A group hoping to establish a protest beachhead in Auckland piggybacked off the Freedom and Rights Coalition’s Harbour Bridge march on Saturday to establish the Tāmaki Makaurau Freedom Camp. But rather than set up tents in Victoria Park, where the march’s thousands of participants ended up, they moved across town to the Auckland Domain where they were largely unnoticed by most of the city. Police blocked roads into the Domain to prevent more people joining, and the council issued bylaw breach notices to demand the campers leave.
By Tuesday afternoon the camp’s Telegram channel reported “there’s only 12 including kids on site”.
And, due to the fragmented nature of the protest movement, a different group of protest supporters led by a QAnon-promoting Telegram influencer were discussing their own separate Auckland-based protest days after the Domain protesters had first pitched their tents.
Another Telegram conspiracy influencer, Karen Brewer, has been frustrated that her appeals to shift the protest to the governor general’s official residences in Auckland and Wellington have been drowned out by the parliament occupation. Brewer has been appealing to believers to gather outside the official homes of Dame Cindy Kiro in order to demand she dissolve parliament and issue a writ for a new election. A small number of her supporters have been meeting outside government house in Auckland to take turns stepping up to the gate in order to shout their demands at the presumably empty house.

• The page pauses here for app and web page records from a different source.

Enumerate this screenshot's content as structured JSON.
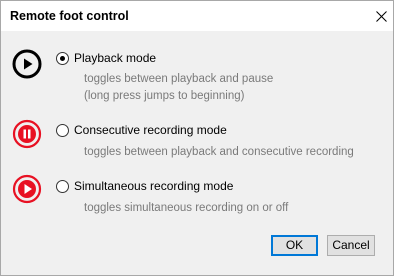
{
  "window": {
    "title": "Remote foot control",
    "close_icon": "close-icon"
  },
  "modes": [
    {
      "label": "Playback mode",
      "description_lines": [
        "toggles between playback and pause",
        "(long press jumps to beginning)"
      ],
      "selected": true,
      "icon": "play-icon",
      "icon_color": "#000000"
    },
    {
      "label": "Consecutive recording mode",
      "description_lines": [
        "toggles between playback and consecutive recording"
      ],
      "selected": false,
      "icon": "pause-record-icon",
      "icon_color": "#e81123"
    },
    {
      "label": "Simultaneous recording mode",
      "description_lines": [
        "toggles simultaneous recording on or off"
      ],
      "selected": false,
      "icon": "play-record-icon",
      "icon_color": "#e81123"
    }
  ],
  "buttons": {
    "ok_label": "OK",
    "cancel_label": "Cancel"
  },
  "colors": {
    "accent": "#0078d7",
    "record_red": "#e81123",
    "description_gray": "#7a7a7a"
  }
}
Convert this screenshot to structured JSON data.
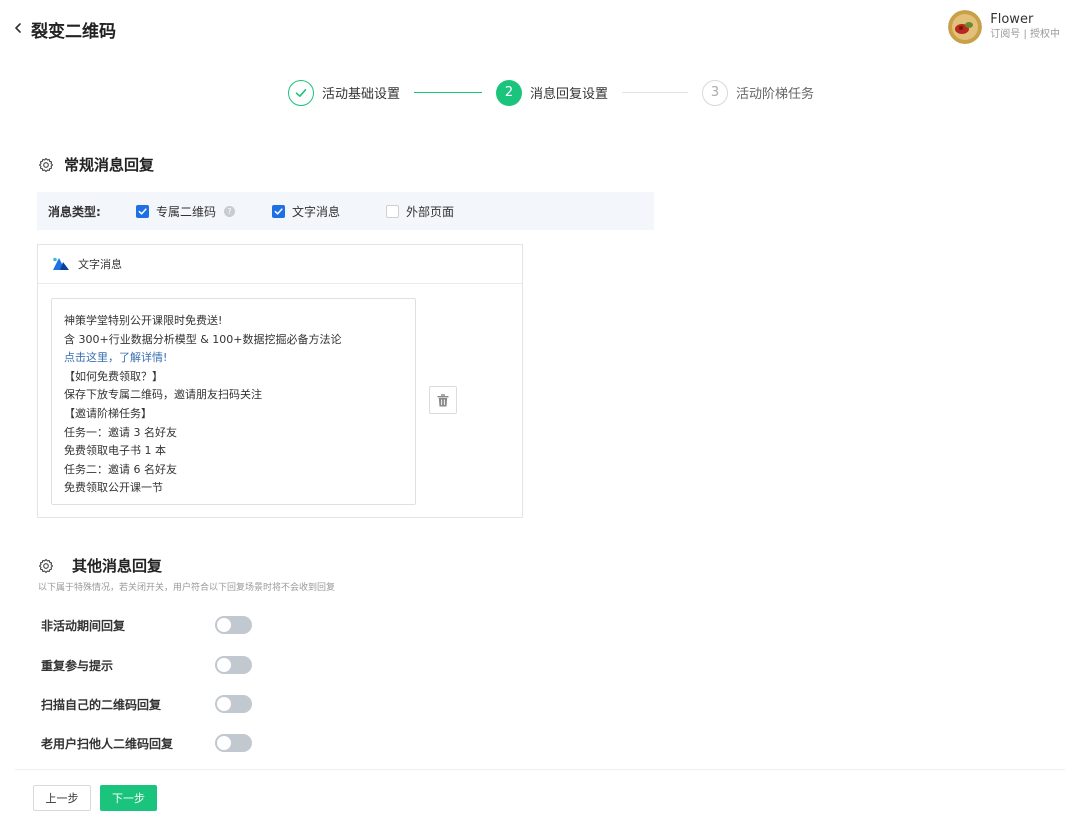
{
  "header": {
    "title": "裂变二维码",
    "account_name": "Flower",
    "account_sub": "订阅号 | 授权中"
  },
  "steps": [
    {
      "num": "1",
      "label": "活动基础设置",
      "state": "done"
    },
    {
      "num": "2",
      "label": "消息回复设置",
      "state": "active"
    },
    {
      "num": "3",
      "label": "活动阶梯任务",
      "state": "todo"
    }
  ],
  "regular": {
    "title": "常规消息回复",
    "type_label": "消息类型:",
    "options": [
      {
        "label": "专属二维码",
        "checked": true
      },
      {
        "label": "文字消息",
        "checked": true
      },
      {
        "label": "外部页面",
        "checked": false
      }
    ],
    "card_title": "文字消息",
    "message_lines": [
      "神策学堂特别公开课限时免费送!",
      "含 300+行业数据分析模型 & 100+数据挖掘必备方法论",
      "点击这里，了解详情!",
      "【如何免费领取？】",
      "保存下放专属二维码，邀请朋友扫码关注",
      "【邀请阶梯任务】",
      "任务一：邀请 3 名好友",
      "免费领取电子书 1 本",
      "任务二：邀请 6 名好友",
      "免费领取公开课一节"
    ]
  },
  "other": {
    "title": "其他消息回复",
    "description": "以下属于特殊情况，若关闭开关，用户符合以下回复场景时将不会收到回复",
    "toggles": [
      {
        "label": "非活动期间回复",
        "on": false
      },
      {
        "label": "重复参与提示",
        "on": false
      },
      {
        "label": "扫描自己的二维码回复",
        "on": false
      },
      {
        "label": "老用户扫他人二维码回复",
        "on": false
      }
    ]
  },
  "footer": {
    "prev_label": "上一步",
    "next_label": "下一步"
  },
  "colors": {
    "primary_green": "#1bc47d",
    "checkbox_blue": "#1f6fe5",
    "link_blue": "#3a6fb0"
  }
}
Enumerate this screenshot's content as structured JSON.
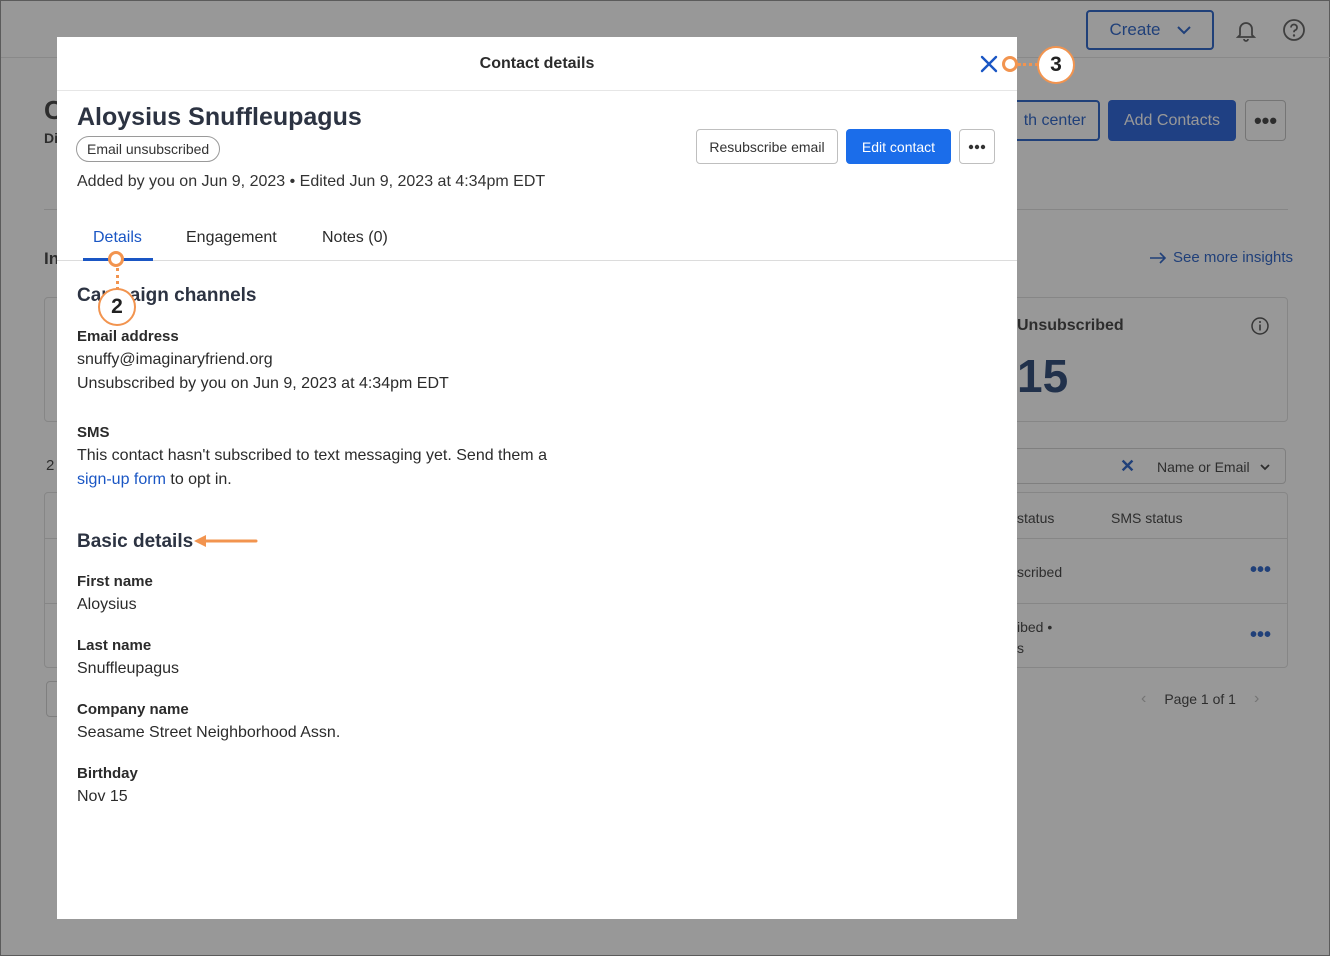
{
  "background": {
    "create_label": "Create",
    "page_title_fragment": "C",
    "page_sub_fragment": "Di",
    "growth_label": "th center",
    "add_contacts_label": "Add Contacts",
    "insights_heading_fragment": "In",
    "see_more_label": "See more insights",
    "unsubscribed_label": "Unsubscribed",
    "unsubscribed_value": "15",
    "count_fragment": "2",
    "search_filter_label": "Name or Email",
    "columns": [
      "status",
      "SMS status"
    ],
    "rows": [
      {
        "line1": "scribed",
        "line2": ""
      },
      {
        "line1": "ibed •",
        "line2": "s"
      }
    ],
    "pager_label": "Page 1 of 1"
  },
  "modal": {
    "title": "Contact details",
    "contact_name": "Aloysius Snuffleupagus",
    "status_badge": "Email unsubscribed",
    "added_line": "Added by you on Jun 9, 2023 • Edited Jun 9, 2023 at 4:34pm EDT",
    "resubscribe_label": "Resubscribe email",
    "edit_label": "Edit contact",
    "tabs": [
      {
        "label": "Details",
        "active": true
      },
      {
        "label": "Engagement",
        "active": false
      },
      {
        "label": "Notes (0)",
        "active": false
      }
    ],
    "campaign_channels": {
      "heading": "Campaign channels",
      "email_label": "Email address",
      "email_value": "snuffy@imaginaryfriend.org",
      "email_status": "Unsubscribed by you on Jun 9, 2023 at 4:34pm EDT",
      "sms_label": "SMS",
      "sms_text_1": "This contact hasn't subscribed to text messaging yet. Send them a",
      "sms_link": "sign-up form",
      "sms_text_2": " to opt in."
    },
    "basic_details": {
      "heading": "Basic details",
      "fields": [
        {
          "label": "First name",
          "value": "Aloysius"
        },
        {
          "label": "Last name",
          "value": "Snuffleupagus"
        },
        {
          "label": "Company name",
          "value": "Seasame Street Neighborhood Assn."
        },
        {
          "label": "Birthday",
          "value": "Nov 15"
        }
      ]
    }
  },
  "annotations": {
    "callout_2": "2",
    "callout_3": "3"
  },
  "colors": {
    "accent": "#1a56c4",
    "primary_button": "#1b6dea",
    "annotation": "#f2944f",
    "overlay": "rgba(40,40,40,0.48)"
  }
}
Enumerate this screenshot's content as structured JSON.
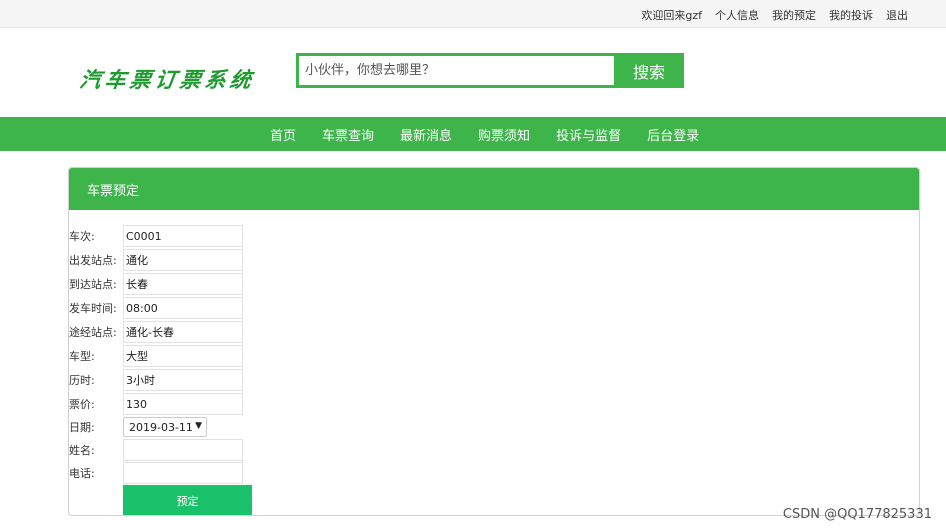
{
  "topbar": {
    "welcome": "欢迎回来gzf",
    "profile": "个人信息",
    "my_booking": "我的预定",
    "my_complaint": "我的投诉",
    "logout": "退出"
  },
  "logo": {
    "text": "汽车票订票系统"
  },
  "search": {
    "placeholder": "小伙伴，你想去哪里？",
    "button": "搜索"
  },
  "nav": [
    "首页",
    "车票查询",
    "最新消息",
    "购票须知",
    "投诉与监督",
    "后台登录"
  ],
  "panel": {
    "title": "车票预定",
    "fields": [
      {
        "label": "车次:",
        "value": "C0001"
      },
      {
        "label": "出发站点:",
        "value": "通化"
      },
      {
        "label": "到达站点:",
        "value": "长春"
      },
      {
        "label": "发车时间:",
        "value": "08:00"
      },
      {
        "label": "途经站点:",
        "value": "通化-长春"
      },
      {
        "label": "车型:",
        "value": "大型"
      },
      {
        "label": "历时:",
        "value": "3小时"
      },
      {
        "label": "票价:",
        "value": "130"
      }
    ],
    "date": {
      "label": "日期:",
      "value": "2019-03-11"
    },
    "name": {
      "label": "姓名:",
      "value": ""
    },
    "phone": {
      "label": "电话:",
      "value": ""
    },
    "submit": "预定"
  },
  "watermark": "CSDN @QQ177825331",
  "colors": {
    "accent": "#3db54a",
    "submit": "#19c26a",
    "logo": "#1e9a2e"
  }
}
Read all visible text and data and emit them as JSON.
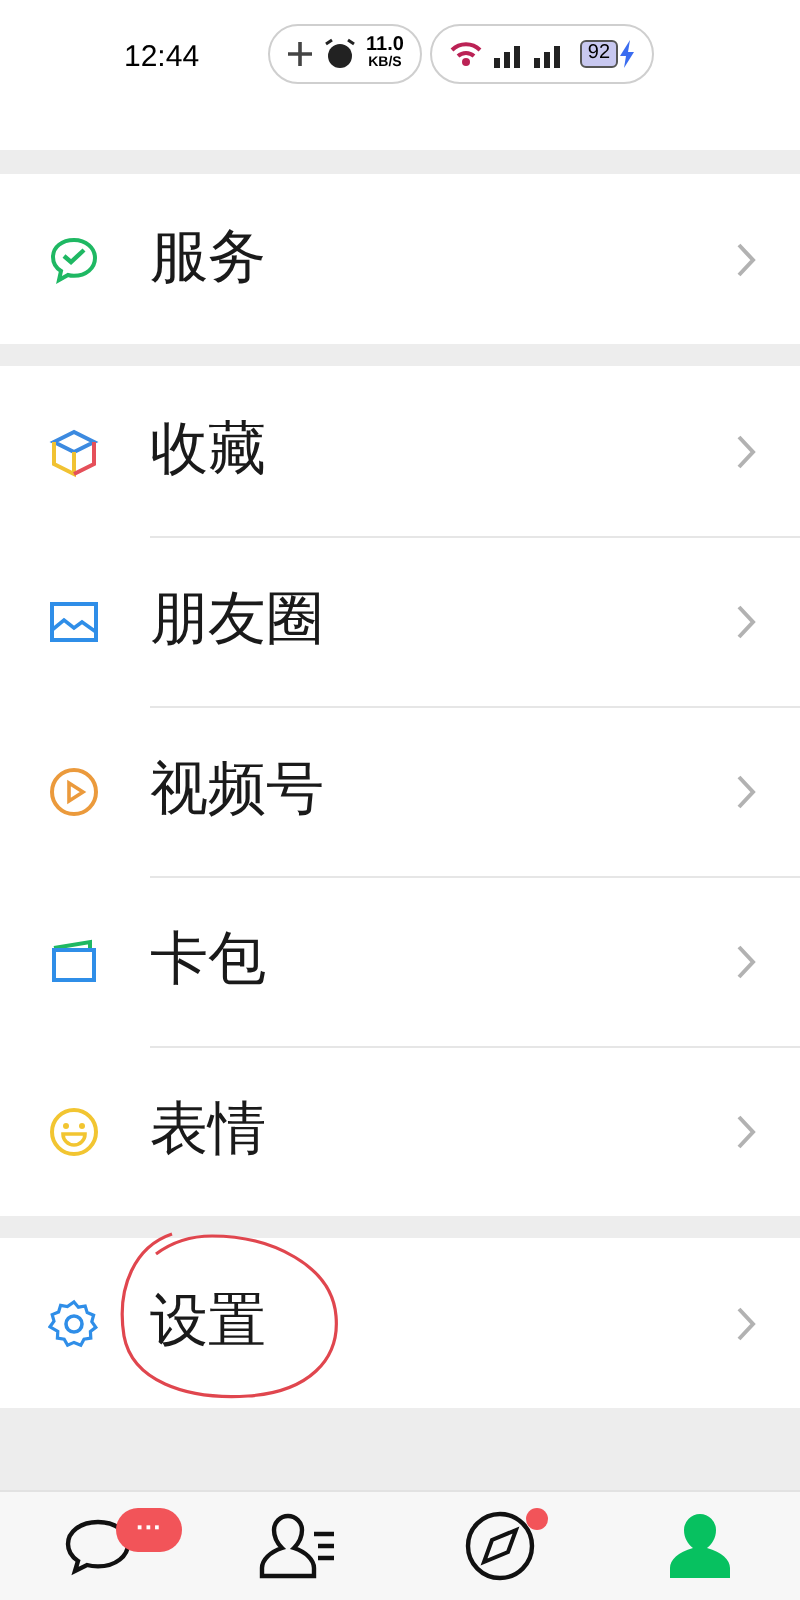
{
  "status_bar": {
    "time": "12:44",
    "net_speed": "11.0",
    "net_unit": "KB/S",
    "battery": "92"
  },
  "sections": [
    {
      "items": [
        {
          "kind": "service",
          "label": "服务",
          "circled": false
        }
      ]
    },
    {
      "items": [
        {
          "kind": "favorites",
          "label": "收藏",
          "circled": false
        },
        {
          "kind": "moments",
          "label": "朋友圈",
          "circled": false
        },
        {
          "kind": "channels",
          "label": "视频号",
          "circled": false
        },
        {
          "kind": "cards",
          "label": "卡包",
          "circled": false
        },
        {
          "kind": "stickers",
          "label": "表情",
          "circled": false
        }
      ]
    },
    {
      "items": [
        {
          "kind": "settings",
          "label": "设置",
          "circled": true
        }
      ]
    }
  ],
  "tabs": [
    {
      "kind": "chats",
      "selected": false,
      "badge": "···",
      "dot": false
    },
    {
      "kind": "contacts",
      "selected": false,
      "dot": false
    },
    {
      "kind": "discover",
      "selected": false,
      "dot": true
    },
    {
      "kind": "me",
      "selected": true,
      "dot": false
    }
  ]
}
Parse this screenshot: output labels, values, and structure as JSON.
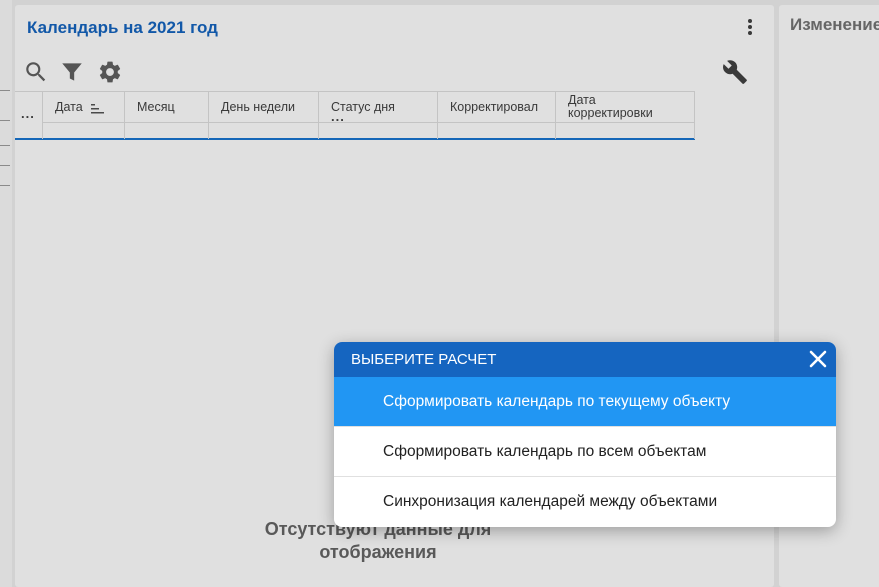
{
  "main_panel": {
    "title": "Календарь на 2021 год"
  },
  "toolbar": {
    "icons": [
      "search-icon",
      "filter-icon",
      "gear-icon",
      "wrench-icon"
    ]
  },
  "grid": {
    "columns": [
      {
        "label": "Дата"
      },
      {
        "label": "Месяц"
      },
      {
        "label": "День недели"
      },
      {
        "label": "Статус дня"
      },
      {
        "label": "Корректировал"
      },
      {
        "label_line1": "Дата",
        "label_line2": "корректировки"
      }
    ],
    "row_menu_dots": "...",
    "status_filter_dots": "..."
  },
  "empty_message": {
    "line1": "Отсутствуют данные для",
    "line2": "отображения"
  },
  "right_panel": {
    "title": "Изменение"
  },
  "dialog": {
    "title": "ВЫБЕРИТЕ РАСЧЕТ",
    "options": [
      {
        "label": "Сформировать календарь по текущему объекту",
        "selected": true
      },
      {
        "label": "Сформировать календарь по всем объектам",
        "selected": false
      },
      {
        "label": "Синхронизация календарей между объектами",
        "selected": false
      }
    ]
  },
  "colors": {
    "accent": "#1565c0",
    "selected": "#2196f3"
  }
}
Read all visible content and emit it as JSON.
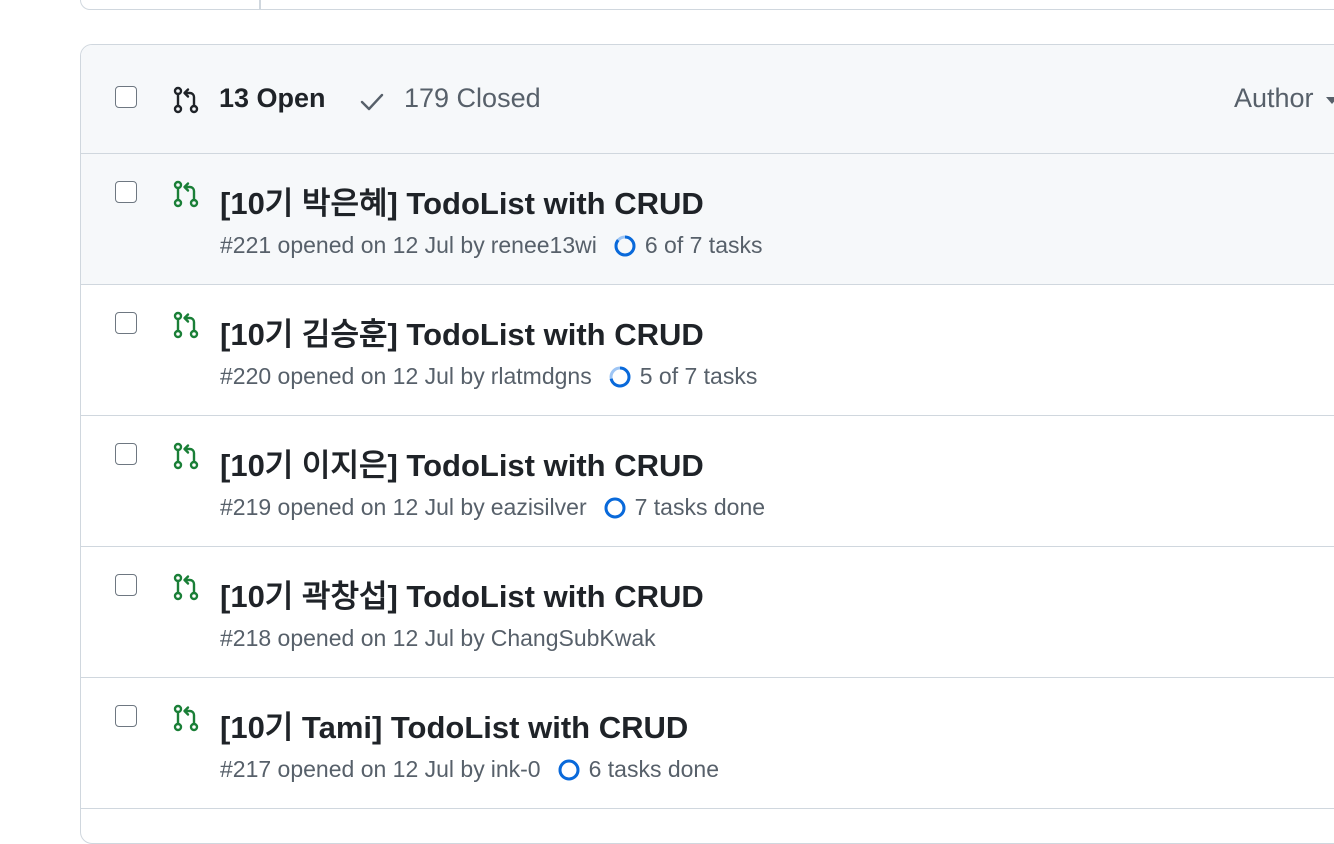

The success of the Wellington protest that inspired copycat events has also, ironically, consigned them to the sidelines. With all eyes on parliament’s long-deceased lawn, there’s been little attention paid to the smaller actions around the country for those trying to join in closer to their own homes. The media aren’t that interested, and even supporters have only so much love to give, and it’s all headed for the capital. But with police making it clear they’ve run out of patience in Wellington, the outposts may soon find themselves the centre of attention.